         Dr. O.F.E. Winberg, a veterinarian and horticulturist, was living in the Silverhill area at this time. He had graduated from a school of veterinary medicine in Germany before coming to Chicago and then to Silverhill. Dr. Winberg encouraged the farmers in cattle raising. He spent many hours teaching the farmers how to treat, feed, and breed their herds. Some of the farmers raised their cattle to be sold to the meat industry and others to produce milk. The dairy and creamery in Silverhill was the first established creamery in the state of Alabama.

         Dr. Winberg was also responsible for developing sweet varieties of kumquat and satsumas. One variety is the Silverhill Satsuma Mandarin, which he developed by cross-pollination of the satsuma orange with the sweet orange. Even today it is considered to be a superior strain and has shown somewhat more resistance to cold than the other satsuma varieties. Dr. Winberg and other farmers planted many acres of satsumas. Warm winters encouraged large satsuma yields for many years.
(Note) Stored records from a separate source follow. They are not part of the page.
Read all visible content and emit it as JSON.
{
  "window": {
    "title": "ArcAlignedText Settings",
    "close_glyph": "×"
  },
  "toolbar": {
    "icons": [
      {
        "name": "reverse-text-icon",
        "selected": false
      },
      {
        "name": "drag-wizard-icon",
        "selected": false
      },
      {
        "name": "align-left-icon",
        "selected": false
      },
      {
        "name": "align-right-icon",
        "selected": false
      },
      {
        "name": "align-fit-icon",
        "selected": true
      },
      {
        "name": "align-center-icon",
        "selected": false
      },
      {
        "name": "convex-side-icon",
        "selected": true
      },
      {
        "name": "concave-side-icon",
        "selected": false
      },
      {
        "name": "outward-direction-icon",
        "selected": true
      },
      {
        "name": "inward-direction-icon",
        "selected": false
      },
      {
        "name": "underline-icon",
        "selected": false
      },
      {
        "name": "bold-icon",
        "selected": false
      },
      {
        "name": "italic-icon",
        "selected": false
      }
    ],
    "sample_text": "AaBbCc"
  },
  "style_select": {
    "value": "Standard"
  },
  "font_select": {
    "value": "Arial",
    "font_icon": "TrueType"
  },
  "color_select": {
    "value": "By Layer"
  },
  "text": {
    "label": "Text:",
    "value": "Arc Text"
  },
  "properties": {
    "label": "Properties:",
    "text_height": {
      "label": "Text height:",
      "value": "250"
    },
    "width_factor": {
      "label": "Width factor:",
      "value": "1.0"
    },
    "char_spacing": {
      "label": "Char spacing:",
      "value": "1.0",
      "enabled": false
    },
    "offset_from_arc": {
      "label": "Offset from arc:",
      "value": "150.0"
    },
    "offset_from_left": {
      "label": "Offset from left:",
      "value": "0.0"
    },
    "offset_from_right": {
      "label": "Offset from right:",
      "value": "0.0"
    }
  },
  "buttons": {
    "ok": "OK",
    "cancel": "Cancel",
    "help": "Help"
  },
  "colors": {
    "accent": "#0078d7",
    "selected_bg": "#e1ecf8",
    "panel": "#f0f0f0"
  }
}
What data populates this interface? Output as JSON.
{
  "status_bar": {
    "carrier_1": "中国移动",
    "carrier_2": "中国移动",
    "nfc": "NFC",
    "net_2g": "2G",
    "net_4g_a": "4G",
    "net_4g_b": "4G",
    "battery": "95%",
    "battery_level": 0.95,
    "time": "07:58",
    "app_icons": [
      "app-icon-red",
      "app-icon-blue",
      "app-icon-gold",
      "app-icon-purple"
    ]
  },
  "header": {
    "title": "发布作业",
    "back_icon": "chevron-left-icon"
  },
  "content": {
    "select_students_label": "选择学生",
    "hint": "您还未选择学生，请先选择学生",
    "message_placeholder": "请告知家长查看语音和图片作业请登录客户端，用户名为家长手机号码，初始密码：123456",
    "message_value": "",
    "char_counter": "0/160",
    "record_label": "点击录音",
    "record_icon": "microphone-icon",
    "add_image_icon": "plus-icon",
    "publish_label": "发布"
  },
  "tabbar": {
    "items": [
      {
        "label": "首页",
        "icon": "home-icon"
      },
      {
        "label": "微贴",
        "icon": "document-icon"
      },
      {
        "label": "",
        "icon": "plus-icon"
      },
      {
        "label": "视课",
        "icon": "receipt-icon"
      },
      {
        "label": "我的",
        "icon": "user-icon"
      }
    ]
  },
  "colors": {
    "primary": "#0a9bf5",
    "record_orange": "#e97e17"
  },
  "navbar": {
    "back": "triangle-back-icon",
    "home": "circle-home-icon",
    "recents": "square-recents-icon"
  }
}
         Electricity was introduced to Silverhill by three men who built a gasoline-powered generator. It supplied electricity to several homes and businesses in the center of town. As more people asked to have electricity brought to their homes, plans were drawn to build a dam and generating plant on Fish River to the west of town. Construction on the dam began, but before completion, the power company sold its franchise to the Town of Foley.

         Between 1909 and 1914, Czechoslovakian settlers migrated to Silverhill. They built the first public hall in the area. Located southwest of Silverhill, it was a meeting place for Czech people. Known as Bohemian Hall or Little Hall, it also served as a school building for farm children in the area.

         In 1926, as part of a petition to incorporate the Town of Silverhill, an enumeration was conducted. 288 names were listed on the enumeration document. An election was held with 36 votes cast for incorporation and 4 cast against. The Town of Silverhill was incorporated August 13, 1926.

         In October of 1933, Silverhill was reduced in size after a petition presented by a group of people living in the southern section of town. A one-half square mile area was taken out of the town limits.


Information taken from "Vignettes of Baldwin County", published 1983 by the Gulf Telephone Company.